P.A. Price (IfA, Hawaii), K. Roth (Gemini), and D.W. Fox (Caltech)
report on behalf of a larger collaboration:
We have observed a candidate host galaxy of GRB 050709 with the Gemini
North telescope and GMOS spectrograph at 2005 July 13.58 UT. The
observations were made under clouds, at high airmass, and with morning
twilight interfering with the some of the observations.
The source acquired is the brighter of the two sources reported by
Jensen et al. (GCN #3589; "Source B"). The long slit likely does not
cover the position of the fainter of the two sources which is coincident
with the Chandra source ("Source A").
We have reduced 2x900 sec integrations and identify emission lines at
approximate observed wavelengths of 7617A and 5810A which we associate
with Halpha and [O III]5007 at an approximate redshift of z = 0.16.
Fainter emission lines are observed at 5754A and 5641A, corresponding to
[O III]4959 and Hbeta, and thus we believe the redshift is secure.
If source A is the afterglow of GRB 050709, then it is seen in
projection about 3 kpc from Source B, suggesting that Source B may be
the host galaxy. The similarity of this case with the previous
potential association of the short/hard GRB 050509B with a low-redshift
galaxy (Bloom et al., GCN #3386) is suggestive. If GRB 050709 is at z =
0.16, then the isotropic-equivalent energy release is about 6 x 10^49
erg (based on Butler et al., GCN #3570).
A definitive measurement of the distance scale to short/hard GRBs awaits
the demonstration of variability of the X-ray or optical emission.

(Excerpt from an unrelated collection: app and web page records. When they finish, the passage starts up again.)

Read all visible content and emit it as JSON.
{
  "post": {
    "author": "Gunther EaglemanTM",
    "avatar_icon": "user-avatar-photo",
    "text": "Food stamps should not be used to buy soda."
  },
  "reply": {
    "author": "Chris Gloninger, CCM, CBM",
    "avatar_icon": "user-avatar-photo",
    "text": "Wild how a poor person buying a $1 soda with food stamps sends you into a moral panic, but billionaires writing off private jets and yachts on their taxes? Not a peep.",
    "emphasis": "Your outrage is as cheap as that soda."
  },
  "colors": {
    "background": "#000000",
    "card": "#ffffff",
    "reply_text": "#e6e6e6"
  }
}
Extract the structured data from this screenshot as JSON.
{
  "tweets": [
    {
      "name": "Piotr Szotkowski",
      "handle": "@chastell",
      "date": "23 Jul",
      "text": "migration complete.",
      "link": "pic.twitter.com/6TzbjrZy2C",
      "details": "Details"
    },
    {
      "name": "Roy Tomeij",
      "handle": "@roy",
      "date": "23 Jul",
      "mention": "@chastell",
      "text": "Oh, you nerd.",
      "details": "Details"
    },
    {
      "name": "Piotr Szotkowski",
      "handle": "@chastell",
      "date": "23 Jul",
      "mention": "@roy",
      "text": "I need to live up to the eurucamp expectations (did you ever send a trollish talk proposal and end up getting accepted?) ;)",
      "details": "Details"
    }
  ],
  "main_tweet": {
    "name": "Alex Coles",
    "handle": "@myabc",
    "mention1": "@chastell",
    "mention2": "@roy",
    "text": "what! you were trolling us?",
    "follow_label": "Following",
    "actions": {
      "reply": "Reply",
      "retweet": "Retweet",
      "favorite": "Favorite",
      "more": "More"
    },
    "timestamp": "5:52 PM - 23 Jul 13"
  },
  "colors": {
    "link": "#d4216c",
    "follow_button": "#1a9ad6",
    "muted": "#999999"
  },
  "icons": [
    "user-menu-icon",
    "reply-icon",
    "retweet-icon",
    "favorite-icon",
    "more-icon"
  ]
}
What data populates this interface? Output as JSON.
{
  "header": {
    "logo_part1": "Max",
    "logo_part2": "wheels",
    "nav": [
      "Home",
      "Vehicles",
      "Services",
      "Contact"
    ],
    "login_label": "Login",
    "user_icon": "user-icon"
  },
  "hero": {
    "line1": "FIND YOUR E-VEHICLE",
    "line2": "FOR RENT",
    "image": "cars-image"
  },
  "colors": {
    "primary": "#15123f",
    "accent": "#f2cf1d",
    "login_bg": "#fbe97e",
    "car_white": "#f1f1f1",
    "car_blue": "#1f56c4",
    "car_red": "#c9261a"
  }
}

We
encourage deep observations to ascertain the nature of Source A and, in
particular, to search for variability.
We thank the staff of the Gemini North telescope for outstanding support
for these observations.